Kirtles are the main piece of an outfit for 16th century Elizabethan peasant. I have three although one is technically a bodied petticoat so a new kirtle is not a priority althought I really do like them. Depending on the location and time of year, my wool kirtle will not be too useful.

I've got a nice set of accessories-coif, apron, sleeves and pocket. But you can always need extras. For February, I'm planning on a wool apron since wool is great for working near fires. It doesn't burn like linen. Expect loads of these small projects this year. They are easy and budget friendly plus I'll have time to handsew them!

I do have one nice pair of shoes but they are definitely not camping shoes! While I do want to learn how to make shoes one day, I'll probably be buying this year if new shoes are in my future.

Lastly, are layers for warmth. Florida is pretty warm but can get chilly in the evenings and mornings. I do have my English fitted gown, but I think that will be overkill for most of the year. I purchased fabric for a wool jacket to fill in this gap and if that goes well, I may make a linen one too.

And, if camping becomes a reality, I'll have to outfit my husband too!

Have you ever been to a costuming or re-enacting camping event? Any tips?


  1. So having done Pensic a few times, here's a handful of tips (but the SCA has TONS of pre-camping check lists and guidelines).

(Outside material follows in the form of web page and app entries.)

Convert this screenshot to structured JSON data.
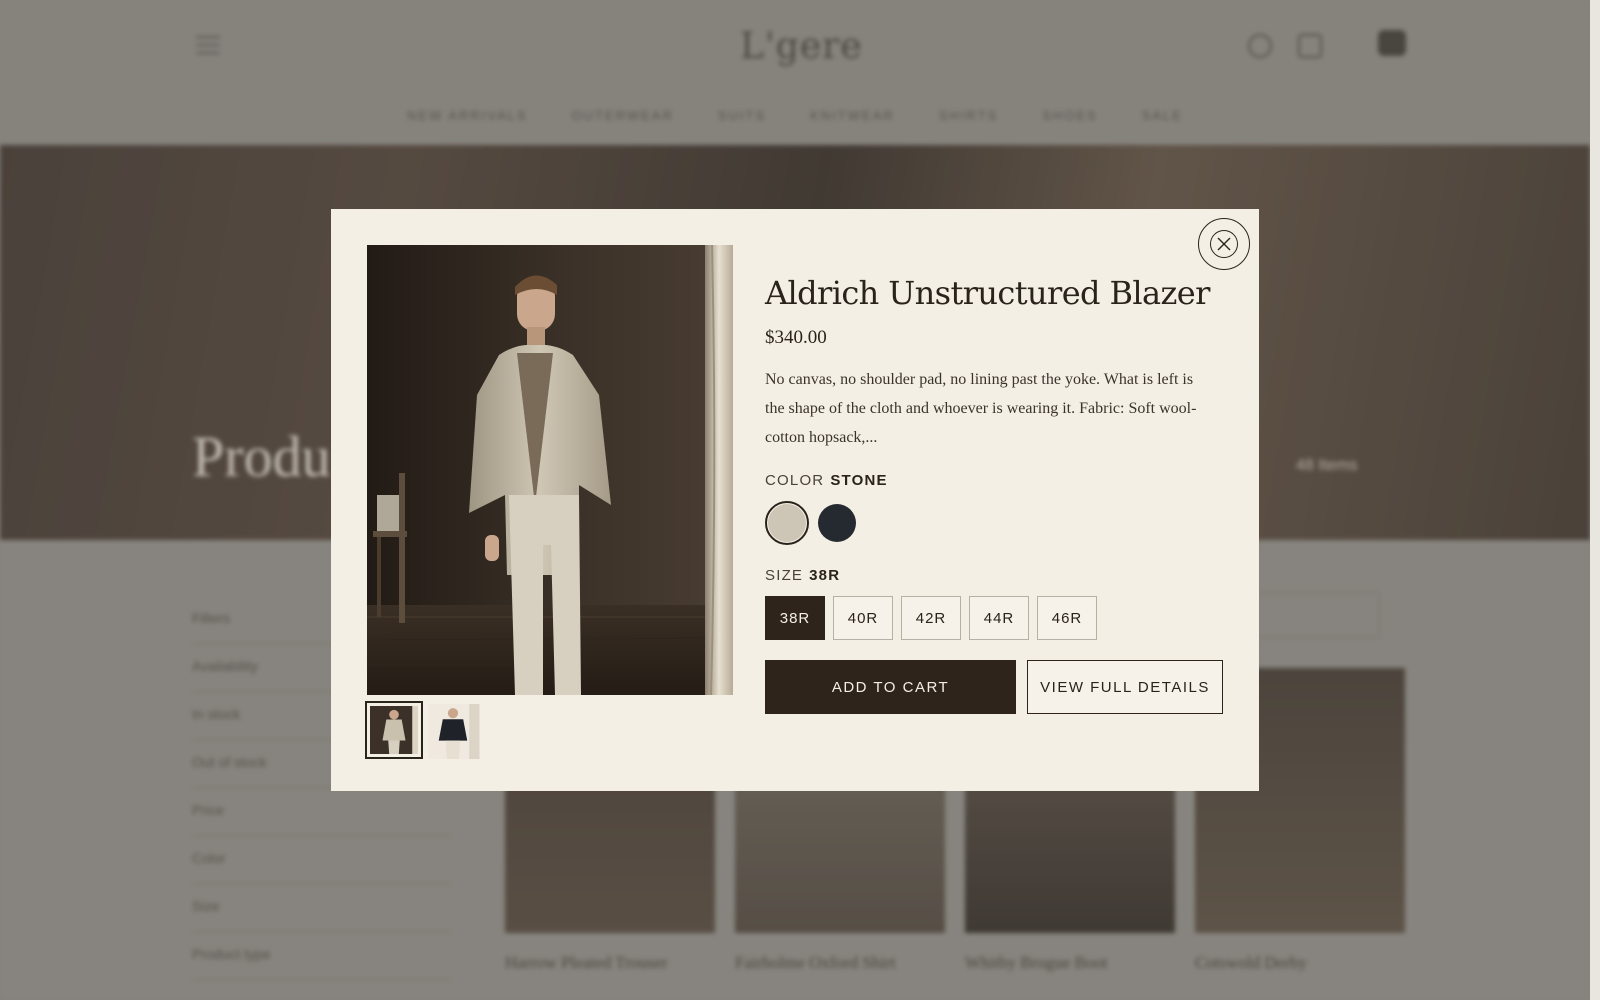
{
  "product": {
    "title": "Aldrich Unstructured Blazer",
    "price": "$340.00",
    "description": "No canvas, no shoulder pad, no lining past the yoke. What is left is the shape of the cloth and whoever is wearing it. Fabric: Soft wool-cotton hopsack,...",
    "color_label": "COLOR",
    "selected_color": "STONE",
    "colors": [
      {
        "name": "stone",
        "hex": "#cdc5b6",
        "selected": true
      },
      {
        "name": "navy",
        "hex": "#252a30",
        "selected": false
      }
    ],
    "size_label": "SIZE",
    "selected_size": "38R",
    "sizes": [
      "38R",
      "40R",
      "42R",
      "44R",
      "46R"
    ],
    "add_to_cart": "ADD TO CART",
    "view_details": "VIEW FULL DETAILS",
    "thumbnails": [
      "stone-blazer-front",
      "navy-blazer-front"
    ]
  },
  "colors": {
    "accent_dark": "#2e241b",
    "modal_bg": "#f4efe5"
  }
}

    -- Wear cotton boxers. In a summer event, your thighs can chafe way too easily, so wear boxers as an extra layer to protect yourself.
    -- get a straw hat. No really. Hats are a must, and straw is breathable.
    -- have a fan and learn to use it. Not dying of heat is really important. There are flag shaped fans that are really easy to use -- it's as simple as twirling a pencil between your fingers, and you get a nice breeze.
    -- bring peppermint oil. A little goes a long way (and too much can do a surface burn on skin), but it will feel cooling. Add a drop to your fan so you have cool-feeling breezes with it. Put some along your arms to feel a tingle there. Don't put it on your face, and be careful about putting it in sensitive areas. (Accidently over-minted my breastbone once -- it felt like a burning pain! :-P )
    -- look into hoops. As you walk, it scoops a little puff of air under your skirts which is a godsend.
    -- look into Middle Eastern! Turkish is a solid bet -- Persian actually is too many layers.
    -- avoid synthetics like the plague. You'll regret that poly-cotton on sale when it's 110F out.
    -- figure out how you're going to carry everything. A basket? Attached to your belt?
    -- have water on you at all times. Also, a little snackie. Or maybe look into things like the vinegar water Ma Ingalls made for the threshers. Don't get dehydrated!
    -- don't be upset if you have to make a last minute store-run. It happens to us all.
    -- plan your cooking in advance.
    -- expect rain. It almost always happens.
    -- expect cold.
    -- expect hot.
    -- the weather will always suck the most on your camping trip.
    -- have more than one cloak. So when the one is hanging, drying, you can still go out to use the bathroom.
    -- have more than one pair of shoes for the same reason.
    -- figure out what you'll do with hair. I would put my hair in two braids, and hair-tape them to my head. I could sleep in that, and go for about 4 days before really really needing to shower and take my hair down. It makes the camping much easier.

    And above all, have fun! The SCA can be a delightful group. Sadly, the area near me has a high creeper-to-fun person ratio, and so I have dropped out. But it can be a joy! Attend dance practice! Watch archery and sword-fighting! Attend costuming and sewing classes! And travel to other camps and meet people (and eat food :-P).

  2. Oh, and above all, remember that Duct tape is period!

  3. My god you are ambitious! I love camping, but I don't know if I could handle doing it in costume.

    1. Well, picking a period where I don't have to wear a corset helps a lot! No camping in corsets!

  4. I just got back from Alafia River Rendezvous in Florida. I second bring double the shifts you'll need. Also really necessary is a thorough sewing kit. I end up spending a good chunk of time mending clothes that I've sewn. I would also recommend a non HA pair of jockey slip shorts, to prevent chafing. Are you period or modern camping?